• What to work on: Gather each line in the entries that includes the string "title".

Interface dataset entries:
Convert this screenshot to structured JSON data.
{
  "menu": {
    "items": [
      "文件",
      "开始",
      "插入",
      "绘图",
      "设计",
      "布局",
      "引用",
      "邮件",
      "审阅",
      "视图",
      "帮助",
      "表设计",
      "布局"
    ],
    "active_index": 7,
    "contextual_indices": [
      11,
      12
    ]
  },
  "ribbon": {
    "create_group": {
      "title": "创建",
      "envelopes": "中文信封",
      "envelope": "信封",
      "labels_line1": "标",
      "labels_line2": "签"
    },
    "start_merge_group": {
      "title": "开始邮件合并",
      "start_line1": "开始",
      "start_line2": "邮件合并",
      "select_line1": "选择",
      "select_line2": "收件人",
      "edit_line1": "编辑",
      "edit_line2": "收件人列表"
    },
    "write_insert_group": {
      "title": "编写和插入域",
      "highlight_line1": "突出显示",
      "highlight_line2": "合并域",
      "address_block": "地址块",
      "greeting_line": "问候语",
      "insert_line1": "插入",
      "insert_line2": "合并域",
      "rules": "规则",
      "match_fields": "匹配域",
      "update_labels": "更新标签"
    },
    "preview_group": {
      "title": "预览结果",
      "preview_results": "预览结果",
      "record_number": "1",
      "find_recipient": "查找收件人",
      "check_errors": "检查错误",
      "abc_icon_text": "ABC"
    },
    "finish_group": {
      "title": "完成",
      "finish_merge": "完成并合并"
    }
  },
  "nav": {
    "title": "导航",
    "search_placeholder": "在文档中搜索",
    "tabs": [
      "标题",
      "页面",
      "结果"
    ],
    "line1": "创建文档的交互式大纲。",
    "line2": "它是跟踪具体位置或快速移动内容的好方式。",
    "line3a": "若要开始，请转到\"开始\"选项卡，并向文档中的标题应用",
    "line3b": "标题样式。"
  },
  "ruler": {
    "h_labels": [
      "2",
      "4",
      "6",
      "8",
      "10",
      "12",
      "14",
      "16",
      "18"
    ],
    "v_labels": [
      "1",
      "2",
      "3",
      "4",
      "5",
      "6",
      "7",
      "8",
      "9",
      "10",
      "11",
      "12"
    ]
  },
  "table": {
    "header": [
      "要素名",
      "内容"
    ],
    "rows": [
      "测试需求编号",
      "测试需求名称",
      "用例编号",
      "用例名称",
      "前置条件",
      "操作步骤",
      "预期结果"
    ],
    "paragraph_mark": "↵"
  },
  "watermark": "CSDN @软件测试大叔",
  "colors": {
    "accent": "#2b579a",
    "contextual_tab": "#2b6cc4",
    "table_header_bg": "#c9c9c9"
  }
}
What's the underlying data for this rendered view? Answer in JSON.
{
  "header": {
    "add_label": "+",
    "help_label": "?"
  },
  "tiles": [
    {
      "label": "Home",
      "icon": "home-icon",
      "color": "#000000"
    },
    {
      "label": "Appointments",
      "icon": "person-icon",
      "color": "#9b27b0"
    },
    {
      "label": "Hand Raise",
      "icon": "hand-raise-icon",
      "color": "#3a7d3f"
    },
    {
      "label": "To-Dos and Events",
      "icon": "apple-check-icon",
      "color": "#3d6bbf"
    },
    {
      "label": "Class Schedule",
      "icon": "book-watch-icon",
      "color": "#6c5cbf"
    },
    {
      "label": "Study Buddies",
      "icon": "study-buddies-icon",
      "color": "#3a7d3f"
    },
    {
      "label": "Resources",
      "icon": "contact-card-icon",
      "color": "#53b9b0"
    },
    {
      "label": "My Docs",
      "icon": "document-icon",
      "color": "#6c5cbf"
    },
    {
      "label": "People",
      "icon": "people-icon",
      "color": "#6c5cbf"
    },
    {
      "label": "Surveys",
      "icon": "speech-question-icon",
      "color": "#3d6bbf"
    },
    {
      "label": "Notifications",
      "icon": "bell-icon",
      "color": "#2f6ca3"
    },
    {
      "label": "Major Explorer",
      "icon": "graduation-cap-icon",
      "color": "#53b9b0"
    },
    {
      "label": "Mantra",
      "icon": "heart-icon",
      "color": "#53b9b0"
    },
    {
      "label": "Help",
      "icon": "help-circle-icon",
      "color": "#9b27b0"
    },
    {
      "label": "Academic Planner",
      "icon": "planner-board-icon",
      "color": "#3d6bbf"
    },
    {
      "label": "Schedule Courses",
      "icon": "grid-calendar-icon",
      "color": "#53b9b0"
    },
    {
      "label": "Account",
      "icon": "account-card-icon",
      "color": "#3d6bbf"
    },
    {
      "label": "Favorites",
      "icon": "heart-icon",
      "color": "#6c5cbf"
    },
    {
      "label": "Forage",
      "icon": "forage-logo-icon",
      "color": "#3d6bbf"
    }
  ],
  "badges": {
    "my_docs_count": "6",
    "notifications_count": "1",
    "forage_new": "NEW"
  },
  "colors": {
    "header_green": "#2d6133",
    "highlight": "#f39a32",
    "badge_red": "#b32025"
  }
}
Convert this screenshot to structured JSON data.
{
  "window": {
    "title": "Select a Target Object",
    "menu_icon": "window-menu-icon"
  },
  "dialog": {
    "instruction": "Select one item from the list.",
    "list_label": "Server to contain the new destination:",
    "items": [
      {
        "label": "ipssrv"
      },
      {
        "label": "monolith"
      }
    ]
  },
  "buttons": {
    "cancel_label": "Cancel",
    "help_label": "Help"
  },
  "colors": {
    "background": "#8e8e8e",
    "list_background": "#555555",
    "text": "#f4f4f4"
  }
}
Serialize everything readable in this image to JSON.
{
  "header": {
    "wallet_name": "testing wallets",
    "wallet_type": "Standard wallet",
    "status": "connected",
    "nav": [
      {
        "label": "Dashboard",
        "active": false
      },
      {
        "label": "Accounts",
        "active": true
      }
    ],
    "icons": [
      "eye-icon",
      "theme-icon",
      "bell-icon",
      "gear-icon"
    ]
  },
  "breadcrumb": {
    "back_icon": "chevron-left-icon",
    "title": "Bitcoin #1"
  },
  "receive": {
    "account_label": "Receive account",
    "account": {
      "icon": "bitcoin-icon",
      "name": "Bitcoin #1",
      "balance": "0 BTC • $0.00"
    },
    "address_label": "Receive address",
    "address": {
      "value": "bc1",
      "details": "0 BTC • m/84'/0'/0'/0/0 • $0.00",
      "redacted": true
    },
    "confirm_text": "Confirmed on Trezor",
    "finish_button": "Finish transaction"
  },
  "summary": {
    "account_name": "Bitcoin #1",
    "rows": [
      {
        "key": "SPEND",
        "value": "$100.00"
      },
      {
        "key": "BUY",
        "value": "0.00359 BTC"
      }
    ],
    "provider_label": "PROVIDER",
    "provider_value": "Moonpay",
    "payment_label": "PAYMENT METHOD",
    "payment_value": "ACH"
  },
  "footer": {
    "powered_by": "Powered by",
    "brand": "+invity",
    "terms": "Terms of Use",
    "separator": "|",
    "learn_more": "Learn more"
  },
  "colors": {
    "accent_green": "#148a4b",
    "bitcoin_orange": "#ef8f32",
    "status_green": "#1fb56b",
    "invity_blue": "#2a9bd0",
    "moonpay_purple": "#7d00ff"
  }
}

• Response area:
      "title": "创建",
      "title": "开始邮件合并",
      "title": "编写和插入域",
      "title": "预览结果",
      "title": "完成",
    "title": "导航",
    "title": "Select a Target Object",
    "title": "Bitcoin #1"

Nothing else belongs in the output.